Dataset content: Begin

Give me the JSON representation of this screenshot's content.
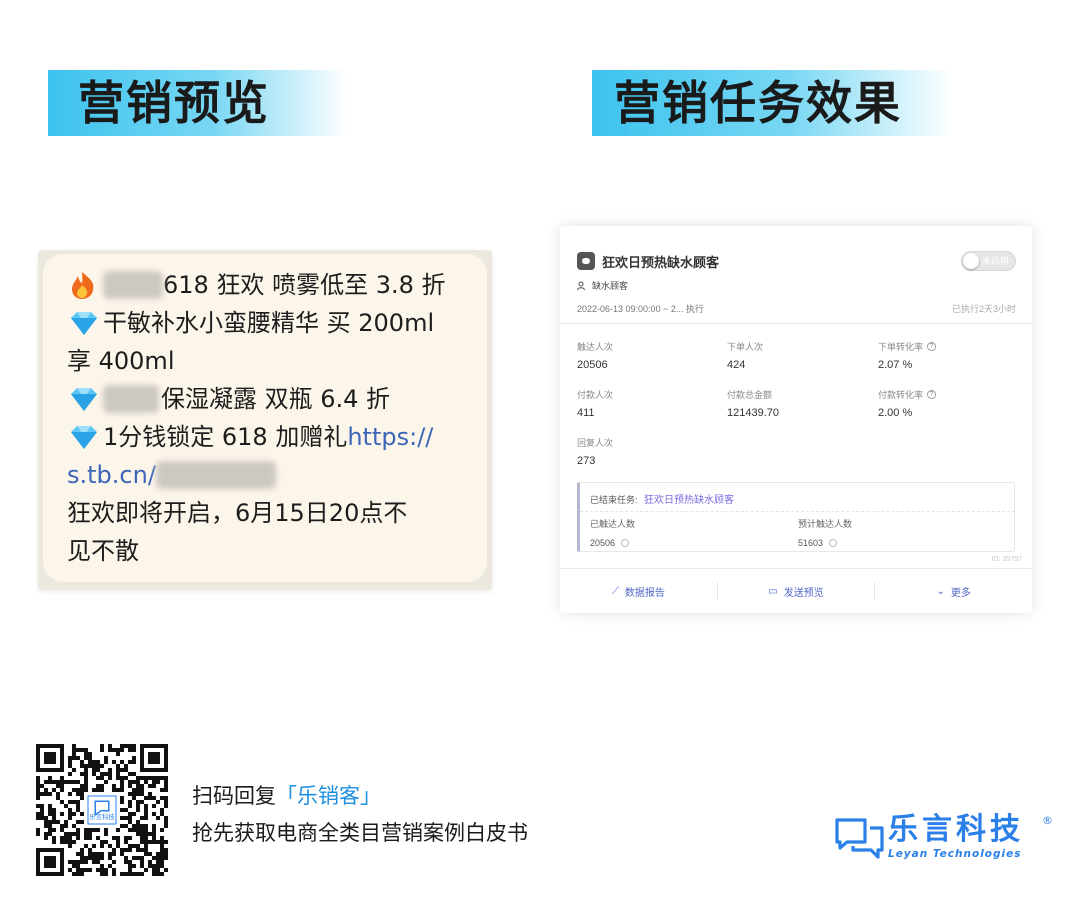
{
  "left_section": {
    "title": "营销预览"
  },
  "right_section": {
    "title": "营销任务效果"
  },
  "sms": {
    "line1": "618 狂欢 喷雾低至 3.8 折",
    "line2": "干敏补水小蛮腰精华 买 200ml",
    "line3": "享 400ml",
    "line4": "保湿凝露 双瓶 6.4 折",
    "line5_text": "1分钱锁定 618 加赠礼 ",
    "line5_link": "https://",
    "line6_link": "s.tb.cn/",
    "line7": "狂欢即将开启，6月15日20点不",
    "line8": "见不散",
    "icons": [
      "fire-emoji",
      "diamond-emoji"
    ]
  },
  "task": {
    "title": "狂欢日预热缺水顾客",
    "toggle_label": "未启用",
    "audience": "缺水顾客",
    "date_range": "2022-06-13 09:00:00 ~ 2...  执行",
    "executed": "已执行2天3小时",
    "metrics": [
      {
        "label": "触达人次",
        "value": "20506"
      },
      {
        "label": "下单人次",
        "value": "424"
      },
      {
        "label": "下单转化率",
        "value": "2.07  %"
      },
      {
        "label": "付款人次",
        "value": "411"
      },
      {
        "label": "付款总金额",
        "value": "121439.70"
      },
      {
        "label": "付款转化率",
        "value": "2.00  %"
      },
      {
        "label": "回复人次",
        "value": "273"
      }
    ],
    "ended": {
      "label": "已结束任务:",
      "link": "狂欢日预热缺水顾客",
      "reached_label": "已触达人数",
      "reached_value": "20506",
      "expected_label": "预计触达人数",
      "expected_value": "51603"
    },
    "id_text": "ID: 35797",
    "footer": {
      "report": "数据报告",
      "preview": "发送预览",
      "more": "更多"
    }
  },
  "promo": {
    "line1_prefix": "扫码回复",
    "line1_accent": "「乐销客」",
    "line2": "抢先获取电商全类目营销案例白皮书"
  },
  "qr": {
    "center_label": "乐言科技"
  },
  "logo": {
    "name": "乐言科技",
    "reg": "®",
    "english": "Leyan  Technologies"
  },
  "colors": {
    "banner": "#3cc3ee",
    "link": "#3c66b8",
    "brand": "#2a7fe8",
    "accent": "#1e8fe0"
  }
}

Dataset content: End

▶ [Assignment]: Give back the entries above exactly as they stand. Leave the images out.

▶ [Solution to the exercise]:
Give me the JSON representation of this screenshot's content.
{
  "left_section": {
    "title": "营销预览"
  },
  "right_section": {
    "title": "营销任务效果"
  },
  "sms": {
    "line1": "618 狂欢 喷雾低至 3.8 折",
    "line2": "干敏补水小蛮腰精华 买 200ml",
    "line3": "享 400ml",
    "line4": "保湿凝露 双瓶 6.4 折",
    "line5_text": "1分钱锁定 618 加赠礼 ",
    "line5_link": "https://",
    "line6_link": "s.tb.cn/",
    "line7": "狂欢即将开启，6月15日20点不",
    "line8": "见不散",
    "icons": [
      "fire-emoji",
      "diamond-emoji"
    ]
  },
  "task": {
    "title": "狂欢日预热缺水顾客",
    "toggle_label": "未启用",
    "audience": "缺水顾客",
    "date_range": "2022-06-13 09:00:00 ~ 2...  执行",
    "executed": "已执行2天3小时",
    "metrics": [
      {
        "label": "触达人次",
        "value": "20506"
      },
      {
        "label": "下单人次",
        "value": "424"
      },
      {
        "label": "下单转化率",
        "value": "2.07  %"
      },
      {
        "label": "付款人次",
        "value": "411"
      },
      {
        "label": "付款总金额",
        "value": "121439.70"
      },
      {
        "label": "付款转化率",
        "value": "2.00  %"
      },
      {
        "label": "回复人次",
        "value": "273"
      }
    ],
    "ended": {
      "label": "已结束任务:",
      "link": "狂欢日预热缺水顾客",
      "reached_label": "已触达人数",
      "reached_value": "20506",
      "expected_label": "预计触达人数",
      "expected_value": "51603"
    },
    "id_text": "ID: 35797",
    "footer": {
      "report": "数据报告",
      "preview": "发送预览",
      "more": "更多"
    }
  },
  "promo": {
    "line1_prefix": "扫码回复",
    "line1_accent": "「乐销客」",
    "line2": "抢先获取电商全类目营销案例白皮书"
  },
  "qr": {
    "center_label": "乐言科技"
  },
  "logo": {
    "name": "乐言科技",
    "reg": "®",
    "english": "Leyan  Technologies"
  },
  "colors": {
    "banner": "#3cc3ee",
    "link": "#3c66b8",
    "brand": "#2a7fe8",
    "accent": "#1e8fe0"
  }
}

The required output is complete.